What needs to be done:
What is the number of lines in the entries that contain the word "SoYaSoft"? Reply with that number only.

Data supplied:

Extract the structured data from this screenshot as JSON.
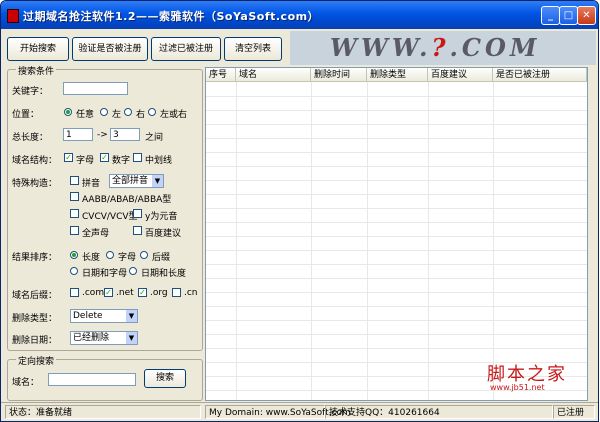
{
  "window": {
    "title": "过期域名抢注软件1.2——索雅软件（SoYaSoft.com）"
  },
  "toolbar": {
    "start_search": "开始搜索",
    "verify": "验证是否被注册",
    "filter": "过滤已被注册",
    "clear": "清空列表"
  },
  "banner": {
    "text_left": "WWW.",
    "text_mid": "?",
    "text_right": ".COM"
  },
  "search_conditions": {
    "legend": "搜索条件",
    "keyword_label": "关键字：",
    "keyword_value": "",
    "position_label": "位置：",
    "position_options": [
      "任意",
      "左",
      "右",
      "左或右"
    ],
    "position_selected": "任意",
    "length_label": "总长度：",
    "length_from": "1",
    "length_sep": "->",
    "length_to": "3",
    "length_suffix": "之间",
    "structure_label": "域名结构：",
    "structure_letters": "字母",
    "structure_digits": "数字",
    "structure_hyphen": "中划线",
    "special_label": "特殊构造：",
    "pinyin": "拼音",
    "pinyin_select": "全部拼音",
    "aabb": "AABB/ABAB/ABBA型",
    "cvcv": "CVCV/VCV型",
    "y_vowel": "y为元音",
    "all_consonants": "全声母",
    "baidu_suggest": "百度建议",
    "sort_label": "结果排序：",
    "sort_options": [
      "长度",
      "字母",
      "后缀",
      "日期和字母",
      "日期和长度"
    ],
    "sort_selected": "长度",
    "suffix_label": "域名后缀：",
    "suffixes": [
      ".com",
      ".net",
      ".org",
      ".cn"
    ],
    "delete_type_label": "删除类型：",
    "delete_type_value": "Delete",
    "delete_date_label": "删除日期：",
    "delete_date_value": "已经删除"
  },
  "directed_search": {
    "legend": "定向搜索",
    "domain_label": "域名：",
    "domain_value": "",
    "search_button": "搜索"
  },
  "grid": {
    "columns": [
      "序号",
      "域名",
      "删除时间",
      "删除类型",
      "百度建议",
      "是否已被注册"
    ]
  },
  "statusbar": {
    "status": "状态：准备就绪",
    "domain": "My Domain: www.SoYaSoft.com",
    "qq": "技术支持QQ：410261664",
    "registered": "已注册"
  },
  "watermark": {
    "text": "脚本之家",
    "url": "www.jb51.net"
  }
}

Solution to this exercise:
2